All things Mother Earth Living
I thought for today's post I'd share a little bit of behind-the-scenes info with you all about the labor of love that is our Natural Home & Garden cover development process. If you're a longtime reader of NH&G, you know that we've done lots of styles of covers. Over the past year, we've worked to develop a consistent, recognizable look for our covers that we hope represents the content, style and mission of the magazine. It's been a learning process!
When I first took over as editor, starting with the March/April 2011 issue, we were using already shot photography for our covers. This can be great because there are many photographers out there with lovely portfolios, and if you can find the right image, you can create something really lovely. The problem, however, was that we wanted images with strong ties to the content inside the issue. Ideally, we wanted covers that tied directly to our cover stories. When searching for cover images, you also can't choose just any old image. It must be formatted in a way that allows you space for your cover lines, to give readers an idea of what they're going to find inside the issue. You're also searching for something with bright, engaging colors. Once you combine all of the requirements, what seems like a vast pool of photographers' work suddenly shrinks to nearly nothing. So many times we found ourselves encountering the "this image would be great if only..." scenario. If only it had the exact plants we were talking about in the article. If only this chair were moved to the left instead of dead center. If only that window frame didn't bisect the page. You get the idea.

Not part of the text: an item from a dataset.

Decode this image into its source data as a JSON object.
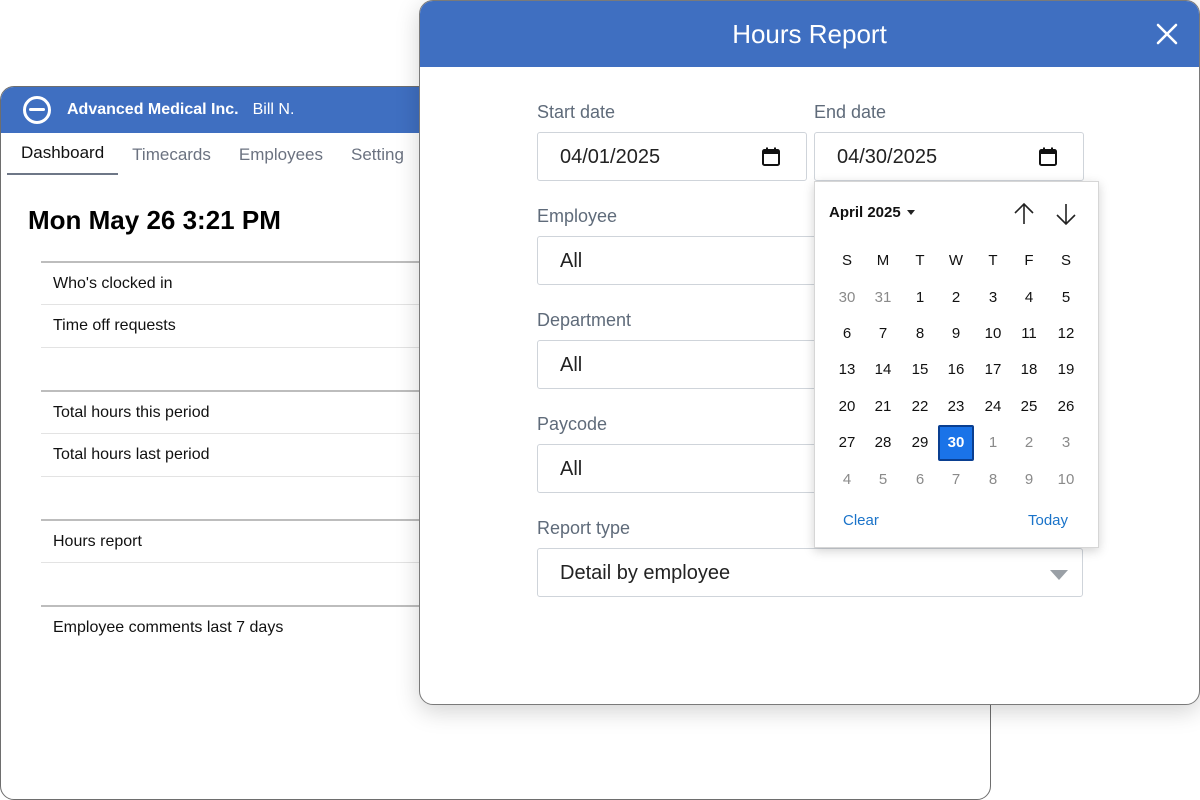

We decided that, in order to create a truly authentic image that was us, that represented both the content and the personality of the magazine, we needed to shoot the covers ourselves. It's very lucky that we have a fantastic photographer here in the area of our office in northeast Kansas. Thomas Gibson made his way to us after years of working in California. He proceeded to move from Kansas City to just outside the college town of Lawrence, Kansas, (where I live, as well), and built a 7,000-square-foot studio with sleek concrete floors, enormously high ceilings and awesome rolling wood barn-style doors on exposed hardware. He also created the largest natural light studio in the country, where we shoot our covers.
We shot the first cover we did with Thom (above) outdoors (you can read Thom's blog about it and see some photos of me, Thom, his assistant Travis, and Health & Lifestyle editor Ginevra Holtkamp). We wanted an outdoor tabletop scene with summery lemons and lemonade. We were hoping to evoke the relaxed feeling of a summer afternoon. I love the cover, but we realized a few things we wanted to change for next time, such as bringing down our camera angle and streamlining the text.
Since that cover, we've been working to improve with each cover. We view our covers as a corner of the room of the Natural Home & Garden reader. Before every shoot, we get feedback from readers via our incredibly helpful Editorial Advisory Group (become a member and vote on upcoming cover subjects and photos). Every issue, we test all of our article topics to determine which stories should make it on the cover. Then we decide which of the reader favorites best lend themselves to the cover image. We normally set up two to three distinct scenes, sometimes representing a couple of different articles. We spend weeks shopping at secondhand stores for props, and we also get some eco-friendly items lent to us from sustainable companies we have relationships with. Then we shoot a whole slew of options, narrow down to our favorite six or so, mock up test versions for every one, and have our Editorial Advisory Group vote online. It's a long but incredibly fun process, and I feel we've been turning out some great results.
For the November/December issue, we hoped to evoke the Simple Life theme with a vision of a handspun Christmas, with a cut branch from nature and beautiful but functional yarn balls as decor. We did a pale green and bright pink color palette as a spin on traditional red and green.
If you haven't received your copy yet, check out a sneak peek of the March/April 2012 cover below. We found the vintage blue dustpan on eBay, and the company Full Circle, which offers eco-friendly cleaning tools, was kind enough to send us the sponges and round scrubbing brush. The big glass containers holding baking soda were left over from my wedding reception, and the baskets were also from my home.